= Provided data =
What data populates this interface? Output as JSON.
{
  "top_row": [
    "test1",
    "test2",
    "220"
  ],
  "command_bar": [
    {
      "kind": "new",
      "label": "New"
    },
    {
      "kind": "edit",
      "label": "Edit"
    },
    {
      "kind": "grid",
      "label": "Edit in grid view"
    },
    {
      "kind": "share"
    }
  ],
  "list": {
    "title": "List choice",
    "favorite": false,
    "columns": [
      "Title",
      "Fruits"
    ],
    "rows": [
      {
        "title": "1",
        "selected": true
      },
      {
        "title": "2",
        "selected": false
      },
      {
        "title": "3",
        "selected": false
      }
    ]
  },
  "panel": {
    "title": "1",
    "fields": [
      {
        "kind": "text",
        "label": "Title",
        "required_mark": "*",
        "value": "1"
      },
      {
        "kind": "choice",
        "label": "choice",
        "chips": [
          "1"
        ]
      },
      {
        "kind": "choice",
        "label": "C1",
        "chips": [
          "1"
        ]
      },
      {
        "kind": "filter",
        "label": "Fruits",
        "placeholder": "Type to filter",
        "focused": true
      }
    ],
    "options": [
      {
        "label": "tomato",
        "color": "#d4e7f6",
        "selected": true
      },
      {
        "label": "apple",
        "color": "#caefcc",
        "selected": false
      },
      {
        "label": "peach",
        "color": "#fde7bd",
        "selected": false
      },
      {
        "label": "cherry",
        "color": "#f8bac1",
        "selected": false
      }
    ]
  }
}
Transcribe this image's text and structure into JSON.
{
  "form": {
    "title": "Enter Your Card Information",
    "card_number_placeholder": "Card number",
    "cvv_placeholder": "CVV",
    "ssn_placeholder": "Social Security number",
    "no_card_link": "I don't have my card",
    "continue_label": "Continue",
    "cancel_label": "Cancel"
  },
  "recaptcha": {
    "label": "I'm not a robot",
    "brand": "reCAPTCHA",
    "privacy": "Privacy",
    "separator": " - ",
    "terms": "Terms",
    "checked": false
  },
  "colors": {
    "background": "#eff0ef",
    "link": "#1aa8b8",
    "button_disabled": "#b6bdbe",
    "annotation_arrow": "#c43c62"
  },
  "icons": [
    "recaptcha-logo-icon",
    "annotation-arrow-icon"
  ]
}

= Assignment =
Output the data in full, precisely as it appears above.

= Your response =
What data populates this interface? Output as JSON.
{
  "top_row": [
    "test1",
    "test2",
    "220"
  ],
  "command_bar": [
    {
      "kind": "new",
      "label": "New"
    },
    {
      "kind": "edit",
      "label": "Edit"
    },
    {
      "kind": "grid",
      "label": "Edit in grid view"
    },
    {
      "kind": "share"
    }
  ],
  "list": {
    "title": "List choice",
    "favorite": false,
    "columns": [
      "Title",
      "Fruits"
    ],
    "rows": [
      {
        "title": "1",
        "selected": true
      },
      {
        "title": "2",
        "selected": false
      },
      {
        "title": "3",
        "selected": false
      }
    ]
  },
  "panel": {
    "title": "1",
    "fields": [
      {
        "kind": "text",
        "label": "Title",
        "required_mark": "*",
        "value": "1"
      },
      {
        "kind": "choice",
        "label": "choice",
        "chips": [
          "1"
        ]
      },
      {
        "kind": "choice",
        "label": "C1",
        "chips": [
          "1"
        ]
      },
      {
        "kind": "filter",
        "label": "Fruits",
        "placeholder": "Type to filter",
        "focused": true
      }
    ],
    "options": [
      {
        "label": "tomato",
        "color": "#d4e7f6",
        "selected": true
      },
      {
        "label": "apple",
        "color": "#caefcc",
        "selected": false
      },
      {
        "label": "peach",
        "color": "#fde7bd",
        "selected": false
      },
      {
        "label": "cherry",
        "color": "#f8bac1",
        "selected": false
      }
    ]
  }
}
Transcribe this image's text and structure into JSON.
{
  "form": {
    "title": "Enter Your Card Information",
    "card_number_placeholder": "Card number",
    "cvv_placeholder": "CVV",
    "ssn_placeholder": "Social Security number",
    "no_card_link": "I don't have my card",
    "continue_label": "Continue",
    "cancel_label": "Cancel"
  },
  "recaptcha": {
    "label": "I'm not a robot",
    "brand": "reCAPTCHA",
    "privacy": "Privacy",
    "separator": " - ",
    "terms": "Terms",
    "checked": false
  },
  "colors": {
    "background": "#eff0ef",
    "link": "#1aa8b8",
    "button_disabled": "#b6bdbe",
    "annotation_arrow": "#c43c62"
  },
  "icons": [
    "recaptcha-logo-icon",
    "annotation-arrow-icon"
  ]
}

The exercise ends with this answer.